*INPUT RECORDS*:
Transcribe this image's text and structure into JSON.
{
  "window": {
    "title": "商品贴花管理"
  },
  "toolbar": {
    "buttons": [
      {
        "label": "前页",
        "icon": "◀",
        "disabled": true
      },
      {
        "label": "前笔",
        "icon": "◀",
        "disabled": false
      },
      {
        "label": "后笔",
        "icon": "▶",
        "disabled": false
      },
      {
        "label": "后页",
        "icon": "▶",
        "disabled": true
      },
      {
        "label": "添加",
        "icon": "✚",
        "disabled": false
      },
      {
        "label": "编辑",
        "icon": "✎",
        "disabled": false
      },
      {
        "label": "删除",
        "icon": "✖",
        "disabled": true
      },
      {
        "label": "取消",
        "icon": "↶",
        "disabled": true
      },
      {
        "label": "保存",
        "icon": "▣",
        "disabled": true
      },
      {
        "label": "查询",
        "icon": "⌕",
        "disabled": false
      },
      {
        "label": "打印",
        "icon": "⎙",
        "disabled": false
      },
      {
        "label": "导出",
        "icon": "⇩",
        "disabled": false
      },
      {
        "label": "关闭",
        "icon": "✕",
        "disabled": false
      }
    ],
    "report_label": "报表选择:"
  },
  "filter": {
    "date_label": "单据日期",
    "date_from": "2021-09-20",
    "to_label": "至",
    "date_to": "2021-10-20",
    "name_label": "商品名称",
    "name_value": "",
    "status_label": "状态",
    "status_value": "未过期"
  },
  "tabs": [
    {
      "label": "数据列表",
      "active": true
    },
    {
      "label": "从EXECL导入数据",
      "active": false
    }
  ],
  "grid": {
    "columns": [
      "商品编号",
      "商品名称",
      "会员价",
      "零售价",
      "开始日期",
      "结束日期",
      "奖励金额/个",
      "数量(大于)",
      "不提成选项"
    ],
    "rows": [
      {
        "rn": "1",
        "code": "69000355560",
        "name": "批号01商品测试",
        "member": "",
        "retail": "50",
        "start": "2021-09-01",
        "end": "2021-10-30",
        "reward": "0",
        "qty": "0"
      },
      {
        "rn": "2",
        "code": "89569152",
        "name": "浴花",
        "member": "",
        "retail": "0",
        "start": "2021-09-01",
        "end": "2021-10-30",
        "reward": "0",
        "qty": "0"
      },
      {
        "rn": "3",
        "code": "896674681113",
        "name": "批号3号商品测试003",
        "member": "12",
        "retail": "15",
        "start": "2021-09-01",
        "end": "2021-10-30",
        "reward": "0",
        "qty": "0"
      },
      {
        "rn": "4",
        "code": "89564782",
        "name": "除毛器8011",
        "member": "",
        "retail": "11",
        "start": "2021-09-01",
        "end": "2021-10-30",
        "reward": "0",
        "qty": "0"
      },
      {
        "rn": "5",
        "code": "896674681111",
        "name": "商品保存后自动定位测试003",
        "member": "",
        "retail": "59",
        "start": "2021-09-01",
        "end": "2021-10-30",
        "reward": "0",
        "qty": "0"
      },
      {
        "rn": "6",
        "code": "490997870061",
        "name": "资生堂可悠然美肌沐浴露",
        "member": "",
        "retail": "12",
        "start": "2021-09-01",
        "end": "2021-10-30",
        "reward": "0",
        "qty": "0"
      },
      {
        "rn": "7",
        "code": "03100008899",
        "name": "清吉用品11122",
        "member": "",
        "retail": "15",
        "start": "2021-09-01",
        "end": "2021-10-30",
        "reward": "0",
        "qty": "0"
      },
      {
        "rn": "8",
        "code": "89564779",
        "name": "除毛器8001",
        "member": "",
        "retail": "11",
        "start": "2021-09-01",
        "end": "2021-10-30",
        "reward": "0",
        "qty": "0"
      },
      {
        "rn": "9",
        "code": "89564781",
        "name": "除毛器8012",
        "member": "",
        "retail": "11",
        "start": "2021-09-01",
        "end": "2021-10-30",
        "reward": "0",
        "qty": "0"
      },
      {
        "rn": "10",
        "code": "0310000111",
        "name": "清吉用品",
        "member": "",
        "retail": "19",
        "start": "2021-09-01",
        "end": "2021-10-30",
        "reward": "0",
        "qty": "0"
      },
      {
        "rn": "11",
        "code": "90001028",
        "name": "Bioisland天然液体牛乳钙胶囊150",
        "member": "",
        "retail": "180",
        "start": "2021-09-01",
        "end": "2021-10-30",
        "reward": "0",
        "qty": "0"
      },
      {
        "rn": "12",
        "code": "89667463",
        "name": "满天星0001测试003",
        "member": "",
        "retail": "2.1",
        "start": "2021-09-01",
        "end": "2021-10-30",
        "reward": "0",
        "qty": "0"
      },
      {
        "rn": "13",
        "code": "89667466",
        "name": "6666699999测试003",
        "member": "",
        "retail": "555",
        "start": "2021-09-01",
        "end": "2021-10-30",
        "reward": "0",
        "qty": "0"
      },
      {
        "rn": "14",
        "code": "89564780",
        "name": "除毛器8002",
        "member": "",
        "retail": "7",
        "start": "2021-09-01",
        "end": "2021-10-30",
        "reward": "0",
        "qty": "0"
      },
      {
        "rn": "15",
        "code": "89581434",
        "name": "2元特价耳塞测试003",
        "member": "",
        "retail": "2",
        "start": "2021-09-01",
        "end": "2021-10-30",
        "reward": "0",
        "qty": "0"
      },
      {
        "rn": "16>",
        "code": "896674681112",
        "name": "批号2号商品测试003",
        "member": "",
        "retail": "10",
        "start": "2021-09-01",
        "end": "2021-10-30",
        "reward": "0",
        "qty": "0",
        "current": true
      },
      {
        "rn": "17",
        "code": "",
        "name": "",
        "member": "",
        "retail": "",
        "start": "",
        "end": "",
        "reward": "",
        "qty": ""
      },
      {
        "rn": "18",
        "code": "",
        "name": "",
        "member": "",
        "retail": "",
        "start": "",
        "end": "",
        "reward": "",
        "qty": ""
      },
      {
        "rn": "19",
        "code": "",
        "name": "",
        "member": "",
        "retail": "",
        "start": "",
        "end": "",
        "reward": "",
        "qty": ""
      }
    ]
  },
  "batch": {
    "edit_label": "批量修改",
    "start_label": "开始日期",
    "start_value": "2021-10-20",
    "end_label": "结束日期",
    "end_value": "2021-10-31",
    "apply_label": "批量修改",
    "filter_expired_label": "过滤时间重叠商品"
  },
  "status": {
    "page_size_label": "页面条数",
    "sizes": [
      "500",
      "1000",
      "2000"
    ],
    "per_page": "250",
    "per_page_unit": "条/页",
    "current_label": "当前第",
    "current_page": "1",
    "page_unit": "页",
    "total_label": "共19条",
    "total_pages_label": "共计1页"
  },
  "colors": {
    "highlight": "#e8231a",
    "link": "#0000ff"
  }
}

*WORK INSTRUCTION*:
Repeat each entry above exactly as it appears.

*RESPONSE AREA*:
Transcribe this image's text and structure into JSON.
{
  "window": {
    "title": "商品贴花管理"
  },
  "toolbar": {
    "buttons": [
      {
        "label": "前页",
        "icon": "◀",
        "disabled": true
      },
      {
        "label": "前笔",
        "icon": "◀",
        "disabled": false
      },
      {
        "label": "后笔",
        "icon": "▶",
        "disabled": false
      },
      {
        "label": "后页",
        "icon": "▶",
        "disabled": true
      },
      {
        "label": "添加",
        "icon": "✚",
        "disabled": false
      },
      {
        "label": "编辑",
        "icon": "✎",
        "disabled": false
      },
      {
        "label": "删除",
        "icon": "✖",
        "disabled": true
      },
      {
        "label": "取消",
        "icon": "↶",
        "disabled": true
      },
      {
        "label": "保存",
        "icon": "▣",
        "disabled": true
      },
      {
        "label": "查询",
        "icon": "⌕",
        "disabled": false
      },
      {
        "label": "打印",
        "icon": "⎙",
        "disabled": false
      },
      {
        "label": "导出",
        "icon": "⇩",
        "disabled": false
      },
      {
        "label": "关闭",
        "icon": "✕",
        "disabled": false
      }
    ],
    "report_label": "报表选择:"
  },
  "filter": {
    "date_label": "单据日期",
    "date_from": "2021-09-20",
    "to_label": "至",
    "date_to": "2021-10-20",
    "name_label": "商品名称",
    "name_value": "",
    "status_label": "状态",
    "status_value": "未过期"
  },
  "tabs": [
    {
      "label": "数据列表",
      "active": true
    },
    {
      "label": "从EXECL导入数据",
      "active": false
    }
  ],
  "grid": {
    "columns": [
      "商品编号",
      "商品名称",
      "会员价",
      "零售价",
      "开始日期",
      "结束日期",
      "奖励金额/个",
      "数量(大于)",
      "不提成选项"
    ],
    "rows": [
      {
        "rn": "1",
        "code": "69000355560",
        "name": "批号01商品测试",
        "member": "",
        "retail": "50",
        "start": "2021-09-01",
        "end": "2021-10-30",
        "reward": "0",
        "qty": "0"
      },
      {
        "rn": "2",
        "code": "89569152",
        "name": "浴花",
        "member": "",
        "retail": "0",
        "start": "2021-09-01",
        "end": "2021-10-30",
        "reward": "0",
        "qty": "0"
      },
      {
        "rn": "3",
        "code": "896674681113",
        "name": "批号3号商品测试003",
        "member": "12",
        "retail": "15",
        "start": "2021-09-01",
        "end": "2021-10-30",
        "reward": "0",
        "qty": "0"
      },
      {
        "rn": "4",
        "code": "89564782",
        "name": "除毛器8011",
        "member": "",
        "retail": "11",
        "start": "2021-09-01",
        "end": "2021-10-30",
        "reward": "0",
        "qty": "0"
      },
      {
        "rn": "5",
        "code": "896674681111",
        "name": "商品保存后自动定位测试003",
        "member": "",
        "retail": "59",
        "start": "2021-09-01",
        "end": "2021-10-30",
        "reward": "0",
        "qty": "0"
      },
      {
        "rn": "6",
        "code": "490997870061",
        "name": "资生堂可悠然美肌沐浴露",
        "member": "",
        "retail": "12",
        "start": "2021-09-01",
        "end": "2021-10-30",
        "reward": "0",
        "qty": "0"
      },
      {
        "rn": "7",
        "code": "03100008899",
        "name": "清吉用品11122",
        "member": "",
        "retail": "15",
        "start": "2021-09-01",
        "end": "2021-10-30",
        "reward": "0",
        "qty": "0"
      },
      {
        "rn": "8",
        "code": "89564779",
        "name": "除毛器8001",
        "member": "",
        "retail": "11",
        "start": "2021-09-01",
        "end": "2021-10-30",
        "reward": "0",
        "qty": "0"
      },
      {
        "rn": "9",
        "code": "89564781",
        "name": "除毛器8012",
        "member": "",
        "retail": "11",
        "start": "2021-09-01",
        "end": "2021-10-30",
        "reward": "0",
        "qty": "0"
      },
      {
        "rn": "10",
        "code": "0310000111",
        "name": "清吉用品",
        "member": "",
        "retail": "19",
        "start": "2021-09-01",
        "end": "2021-10-30",
        "reward": "0",
        "qty": "0"
      },
      {
        "rn": "11",
        "code": "90001028",
        "name": "Bioisland天然液体牛乳钙胶囊150",
        "member": "",
        "retail": "180",
        "start": "2021-09-01",
        "end": "2021-10-30",
        "reward": "0",
        "qty": "0"
      },
      {
        "rn": "12",
        "code": "89667463",
        "name": "满天星0001测试003",
        "member": "",
        "retail": "2.1",
        "start": "2021-09-01",
        "end": "2021-10-30",
        "reward": "0",
        "qty": "0"
      },
      {
        "rn": "13",
        "code": "89667466",
        "name": "6666699999测试003",
        "member": "",
        "retail": "555",
        "start": "2021-09-01",
        "end": "2021-10-30",
        "reward": "0",
        "qty": "0"
      },
      {
        "rn": "14",
        "code": "89564780",
        "name": "除毛器8002",
        "member": "",
        "retail": "7",
        "start": "2021-09-01",
        "end": "2021-10-30",
        "reward": "0",
        "qty": "0"
      },
      {
        "rn": "15",
        "code": "89581434",
        "name": "2元特价耳塞测试003",
        "member": "",
        "retail": "2",
        "start": "2021-09-01",
        "end": "2021-10-30",
        "reward": "0",
        "qty": "0"
      },
      {
        "rn": "16>",
        "code": "896674681112",
        "name": "批号2号商品测试003",
        "member": "",
        "retail": "10",
        "start": "2021-09-01",
        "end": "2021-10-30",
        "reward": "0",
        "qty": "0",
        "current": true
      },
      {
        "rn": "17",
        "code": "",
        "name": "",
        "member": "",
        "retail": "",
        "start": "",
        "end": "",
        "reward": "",
        "qty": ""
      },
      {
        "rn": "18",
        "code": "",
        "name": "",
        "member": "",
        "retail": "",
        "start": "",
        "end": "",
        "reward": "",
        "qty": ""
      },
      {
        "rn": "19",
        "code": "",
        "name": "",
        "member": "",
        "retail": "",
        "start": "",
        "end": "",
        "reward": "",
        "qty": ""
      }
    ]
  },
  "batch": {
    "edit_label": "批量修改",
    "start_label": "开始日期",
    "start_value": "2021-10-20",
    "end_label": "结束日期",
    "end_value": "2021-10-31",
    "apply_label": "批量修改",
    "filter_expired_label": "过滤时间重叠商品"
  },
  "status": {
    "page_size_label": "页面条数",
    "sizes": [
      "500",
      "1000",
      "2000"
    ],
    "per_page": "250",
    "per_page_unit": "条/页",
    "current_label": "当前第",
    "current_page": "1",
    "page_unit": "页",
    "total_label": "共19条",
    "total_pages_label": "共计1页"
  },
  "colors": {
    "highlight": "#e8231a",
    "link": "#0000ff"
  }
}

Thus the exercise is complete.